MARTIN: You've made me very curious. Tell me about being a 13-year-old boy who sings opera. Were you considered a strange child?

(LAUGHTER)

LIVERMAN: Look - my parents were like, opera? What's going on, you know?

(LAUGHTER)

LIVERMAN: That program in Norfolk, Va., Governor's School for the Arts - shout out to Virginia Beach and Norfolk - I grew up with a big, heavy gospel background. I didn't know anything about opera. And I grew up with piano as well. It wasn't until I got to high school, I auditioned for this program. And I didn't know what this program was at the time. I thought it was going to be, like, a R&B, you know...

MARTIN: (Laughter).

LIVERMAN: ...Sort of school, where we learn, like, mainstream songs. And I look on the list, and the audition is, like, sing one Italian art song or, like, the national anthem or...

MARTIN: (Laughter).

LIVERMAN: I'm like, Italian? I don't know Italian from French from gibberish from, you know - so I sang the national anthem, and I got in. And that was that. That was the start of my classical journey.

(SOUNDBITE OF SONG, "THREE DREAM PORTRAITS - II. DREAM VARIATION")

LIVERMAN: (Singing) To fling my arms wide in the face of the sun - dance, whirl, whirl - till the quick day is done.

MARTIN: Will Liverman - his new album is called "Dreams Of A New Day: Songs By Black Composers." It's coming out on Friday. Will, this was a real joy. Thank you so much.

LIVERMAN: Thank you.

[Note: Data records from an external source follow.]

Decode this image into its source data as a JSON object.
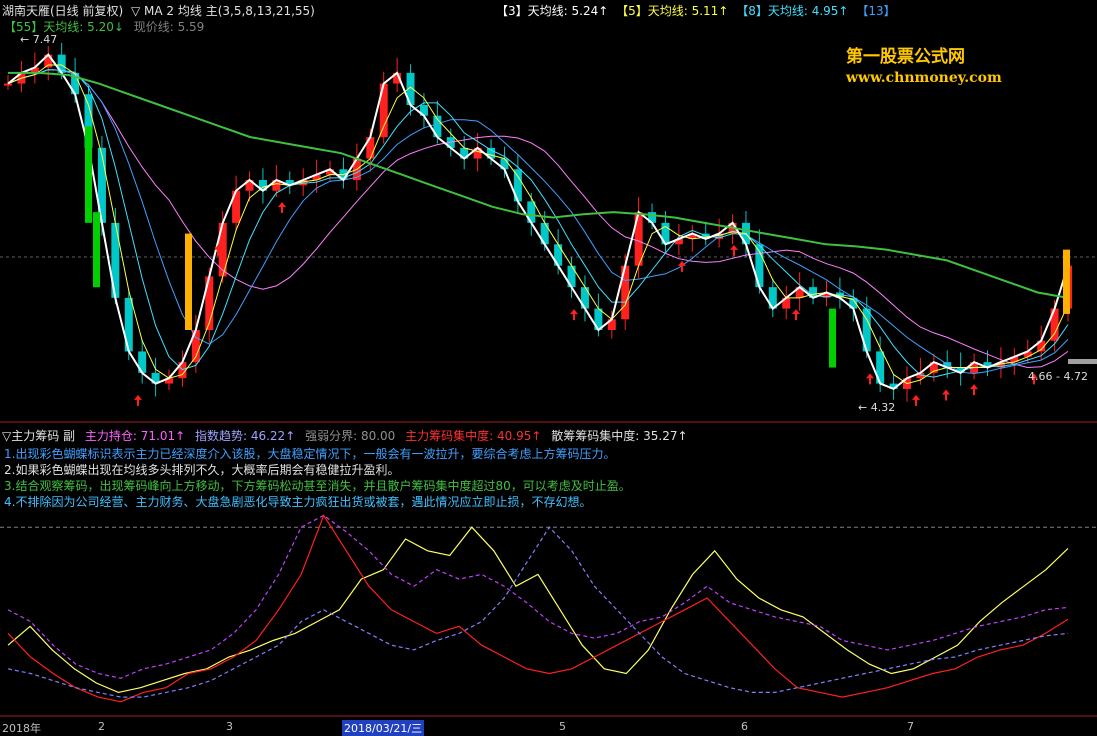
{
  "colors": {
    "up": "#ff2020",
    "down": "#00c8c8",
    "ma3": "#ffffff",
    "ma5": "#ffff40",
    "ma8": "#40e0ff",
    "ma13": "#40a0ff",
    "ma21": "#ff80ff",
    "ma55": "#ff9060",
    "long": "#40c040",
    "green_bar": "#00d000",
    "gold_bar": "#ffb000",
    "holding": "#ffff66",
    "trend": "#c040ff",
    "trend2": "#8080ff",
    "chip": "#ff2020"
  },
  "header": {
    "title": "湖南天雁(日线 前复权)",
    "ma_label": "▽ MA 2 均线 主(3,5,8,13,21,55)",
    "ma3": "【3】天均线: 5.24↑",
    "ma5": "【5】天均线: 5.11↑",
    "ma8": "【8】天均线: 4.95↑",
    "ma13": "【13】",
    "ma55": "【55】天均线: 5.20↓",
    "price": "现价线: 5.59"
  },
  "watermark": {
    "line1": "第一股票公式网",
    "line2": "www.chnmoney.com"
  },
  "price_labels": {
    "high": "7.47",
    "low": "4.32",
    "range": "4.66 - 4.72"
  },
  "sub_header": {
    "title": "▽主力筹码 副",
    "holding": "主力持仓: 71.01↑",
    "trend": "指数趋势: 46.22↑",
    "strength": "强弱分界: 80.00",
    "main_chip": "主力筹码集中度: 40.95↑",
    "retail_chip": "散筹筹码集中度: 35.27↑"
  },
  "notes": [
    "1.出现彩色蝴蝶标识表示主力已经深度介入该股，大盘稳定情况下，一般会有一波拉升，要综合考虑上方筹码压力。",
    "2.如果彩色蝴蝶出现在均线多头排列不久，大概率后期会有稳健拉升盈利。",
    "3.结合观察筹码，出现筹码峰向上方移动，下方筹码松动甚至消失，并且散户筹码集中度超过80，可以考虑及时止盈。",
    "4.不排除因为公司经营、主力财务、大盘急剧恶化导致主力疯狂出货或被套，遇此情况应立即止损，不存幻想。"
  ],
  "x_axis": {
    "year": "2018年",
    "m2": "2",
    "m3": "3",
    "date": "2018/03/21/三",
    "m5": "5",
    "m6": "6",
    "m7": "7"
  },
  "chart_data": {
    "type": "candlestick",
    "close_path": [
      7.2,
      7.3,
      7.35,
      7.47,
      7.3,
      7.1,
      6.6,
      5.9,
      5.2,
      4.7,
      4.5,
      4.4,
      4.45,
      4.6,
      4.9,
      5.4,
      5.9,
      6.2,
      6.3,
      6.2,
      6.3,
      6.25,
      6.3,
      6.35,
      6.4,
      6.3,
      6.5,
      6.7,
      7.2,
      7.3,
      7.0,
      6.9,
      6.7,
      6.6,
      6.5,
      6.6,
      6.5,
      6.4,
      6.1,
      5.9,
      5.7,
      5.5,
      5.3,
      5.1,
      4.9,
      5.0,
      5.5,
      6.0,
      5.9,
      5.7,
      5.75,
      5.8,
      5.75,
      5.8,
      5.9,
      5.7,
      5.3,
      5.1,
      5.2,
      5.3,
      5.2,
      5.25,
      5.2,
      5.1,
      4.7,
      4.4,
      4.35,
      4.45,
      4.5,
      4.6,
      4.55,
      4.5,
      4.6,
      4.55,
      4.6,
      4.65,
      4.7,
      4.8,
      5.1,
      5.5
    ],
    "ma55_path": [
      7.3,
      7.3,
      7.28,
      7.2,
      7.1,
      7.0,
      6.9,
      6.8,
      6.7,
      6.65,
      6.6,
      6.55,
      6.45,
      6.35,
      6.25,
      6.15,
      6.05,
      5.98,
      5.95,
      5.98,
      6.0,
      5.98,
      5.95,
      5.9,
      5.85,
      5.8,
      5.75,
      5.7,
      5.68,
      5.65,
      5.6,
      5.55,
      5.45,
      5.35,
      5.25,
      5.2
    ],
    "sub_ylim": [
      0,
      100
    ],
    "strength_line": 80.0,
    "series": [
      {
        "name": "主力持仓",
        "values": [
          30,
          38,
          28,
          20,
          14,
          10,
          12,
          15,
          18,
          20,
          25,
          28,
          32,
          35,
          40,
          45,
          58,
          62,
          75,
          70,
          68,
          80,
          70,
          55,
          60,
          45,
          30,
          20,
          18,
          28,
          45,
          60,
          70,
          58,
          50,
          45,
          42,
          35,
          28,
          22,
          18,
          20,
          25,
          30,
          40,
          48,
          55,
          62,
          71
        ]
      },
      {
        "name": "指数趋势",
        "values": [
          45,
          40,
          30,
          22,
          18,
          16,
          20,
          22,
          25,
          28,
          35,
          45,
          60,
          80,
          85,
          78,
          70,
          60,
          55,
          62,
          58,
          60,
          55,
          48,
          40,
          35,
          33,
          35,
          40,
          42,
          48,
          55,
          48,
          45,
          42,
          40,
          38,
          32,
          30,
          28,
          30,
          32,
          35,
          38,
          40,
          42,
          45,
          46
        ]
      },
      {
        "name": "主力筹码集中度",
        "values": [
          35,
          25,
          18,
          12,
          8,
          6,
          10,
          12,
          18,
          20,
          25,
          32,
          45,
          60,
          85,
          70,
          55,
          45,
          40,
          35,
          38,
          30,
          25,
          20,
          18,
          20,
          25,
          30,
          35,
          40,
          45,
          50,
          40,
          30,
          20,
          12,
          10,
          8,
          10,
          12,
          15,
          18,
          20,
          25,
          28,
          30,
          35,
          41
        ]
      },
      {
        "name": "散筹筹码集中度",
        "values": [
          20,
          18,
          15,
          12,
          10,
          8,
          8,
          10,
          12,
          15,
          20,
          25,
          30,
          40,
          45,
          40,
          35,
          30,
          28,
          32,
          35,
          40,
          50,
          65,
          80,
          70,
          55,
          45,
          35,
          25,
          18,
          15,
          12,
          10,
          10,
          12,
          14,
          16,
          18,
          20,
          22,
          24,
          25,
          28,
          30,
          32,
          34,
          35
        ]
      }
    ]
  }
}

I really appreciate it.

(SOUNDBITE OF WILL LIVERMAN SONG, "THREE DREAM PORTRAITS. - II. DREAM VARIATION") Transcript provided by NPR, Copyright NPR.